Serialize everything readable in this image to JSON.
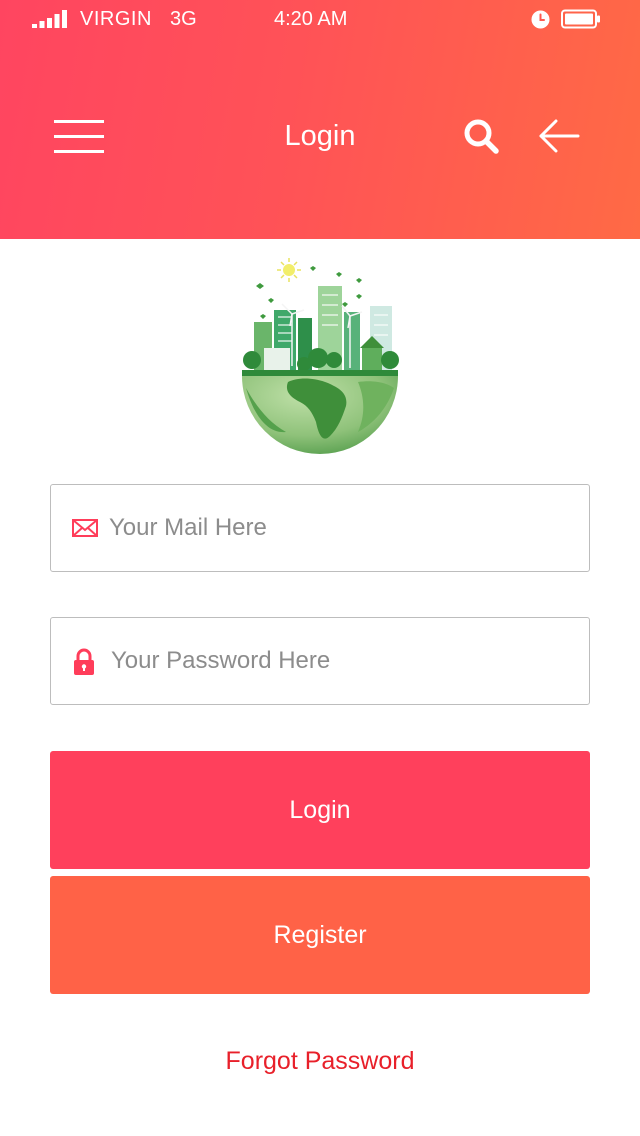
{
  "status_bar": {
    "carrier": "VIRGIN",
    "network": "3G",
    "time": "4:20 AM",
    "signal_icon": "signal-bars-icon",
    "alarm_icon": "alarm-clock-icon",
    "battery_icon": "battery-icon"
  },
  "header": {
    "title": "Login",
    "menu_icon": "hamburger-menu-icon",
    "search_icon": "search-icon",
    "back_icon": "back-arrow-icon"
  },
  "logo": {
    "icon": "green-city-globe-logo"
  },
  "form": {
    "email_placeholder": "Your Mail Here",
    "email_value": "",
    "email_icon": "mail-icon",
    "password_placeholder": "Your Password Here",
    "password_value": "",
    "password_icon": "lock-icon",
    "login_label": "Login",
    "register_label": "Register",
    "forgot_label": "Forgot Password"
  },
  "colors": {
    "header_gradient_start": "#ff4560",
    "header_gradient_end": "#ff6a45",
    "login_button": "#ff405c",
    "register_button": "#ff6247",
    "forgot_link": "#e8202a",
    "icon_accent": "#ff3d5a"
  }
}
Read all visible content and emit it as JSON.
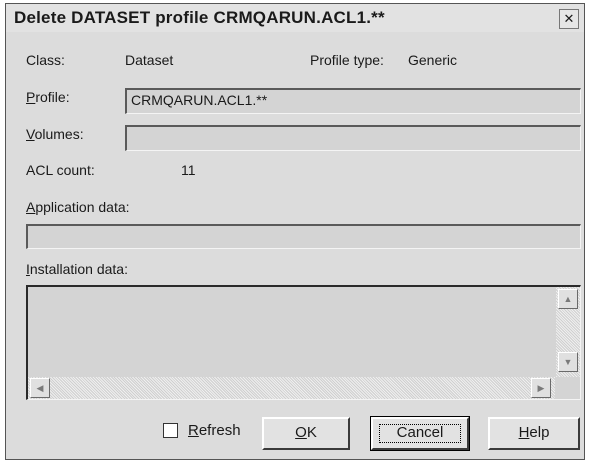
{
  "window": {
    "title": "Delete DATASET profile CRMQARUN.ACL1.**",
    "close_symbol": "✕"
  },
  "class": {
    "label": "Class:",
    "value": "Dataset"
  },
  "profile_type": {
    "label": "Profile type:",
    "value": "Generic"
  },
  "profile": {
    "label_key": "P",
    "label_rest": "rofile:",
    "value": "CRMQARUN.ACL1.**"
  },
  "volumes": {
    "label_key": "V",
    "label_rest": "olumes:",
    "value": ""
  },
  "acl_count": {
    "label": "ACL count:",
    "value": "11"
  },
  "application_data": {
    "label_key": "A",
    "label_rest": "pplication data:",
    "value": ""
  },
  "installation_data": {
    "label_key": "I",
    "label_rest": "nstallation data:",
    "value": ""
  },
  "refresh": {
    "label_key": "R",
    "label_rest": "efresh",
    "checked": false
  },
  "buttons": {
    "ok": {
      "key": "O",
      "rest": "K"
    },
    "cancel": {
      "label": "Cancel"
    },
    "help": {
      "key": "H",
      "rest": "elp"
    }
  },
  "scroll_icons": {
    "up": "▲",
    "down": "▼",
    "left": "◀",
    "right": "▶"
  }
}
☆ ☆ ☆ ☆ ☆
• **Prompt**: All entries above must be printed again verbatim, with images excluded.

• **Answer to this exercise**:
Serialize everything readable in this image to JSON.
{
  "status_bar": {
    "carrier": "VIRGIN",
    "network": "3G",
    "time": "4:20 AM",
    "signal_icon": "signal-bars-icon",
    "alarm_icon": "alarm-clock-icon",
    "battery_icon": "battery-icon"
  },
  "header": {
    "title": "Login",
    "menu_icon": "hamburger-menu-icon",
    "search_icon": "search-icon",
    "back_icon": "back-arrow-icon"
  },
  "logo": {
    "icon": "green-city-globe-logo"
  },
  "form": {
    "email_placeholder": "Your Mail Here",
    "email_value": "",
    "email_icon": "mail-icon",
    "password_placeholder": "Your Password Here",
    "password_value": "",
    "password_icon": "lock-icon",
    "login_label": "Login",
    "register_label": "Register",
    "forgot_label": "Forgot Password"
  },
  "colors": {
    "header_gradient_start": "#ff4560",
    "header_gradient_end": "#ff6a45",
    "login_button": "#ff405c",
    "register_button": "#ff6247",
    "forgot_link": "#e8202a",
    "icon_accent": "#ff3d5a"
  }
}
Read all visible content and emit it as JSON.
{
  "window": {
    "title": "Delete DATASET profile CRMQARUN.ACL1.**",
    "close_symbol": "✕"
  },
  "class": {
    "label": "Class:",
    "value": "Dataset"
  },
  "profile_type": {
    "label": "Profile type:",
    "value": "Generic"
  },
  "profile": {
    "label_key": "P",
    "label_rest": "rofile:",
    "value": "CRMQARUN.ACL1.**"
  },
  "volumes": {
    "label_key": "V",
    "label_rest": "olumes:",
    "value": ""
  },
  "acl_count": {
    "label": "ACL count:",
    "value": "11"
  },
  "application_data": {
    "label_key": "A",
    "label_rest": "pplication data:",
    "value": ""
  },
  "installation_data": {
    "label_key": "I",
    "label_rest": "nstallation data:",
    "value": ""
  },
  "refresh": {
    "label_key": "R",
    "label_rest": "efresh",
    "checked": false
  },
  "buttons": {
    "ok": {
      "key": "O",
      "rest": "K"
    },
    "cancel": {
      "label": "Cancel"
    },
    "help": {
      "key": "H",
      "rest": "elp"
    }
  },
  "scroll_icons": {
    "up": "▲",
    "down": "▼",
    "left": "◀",
    "right": "▶"
  }
}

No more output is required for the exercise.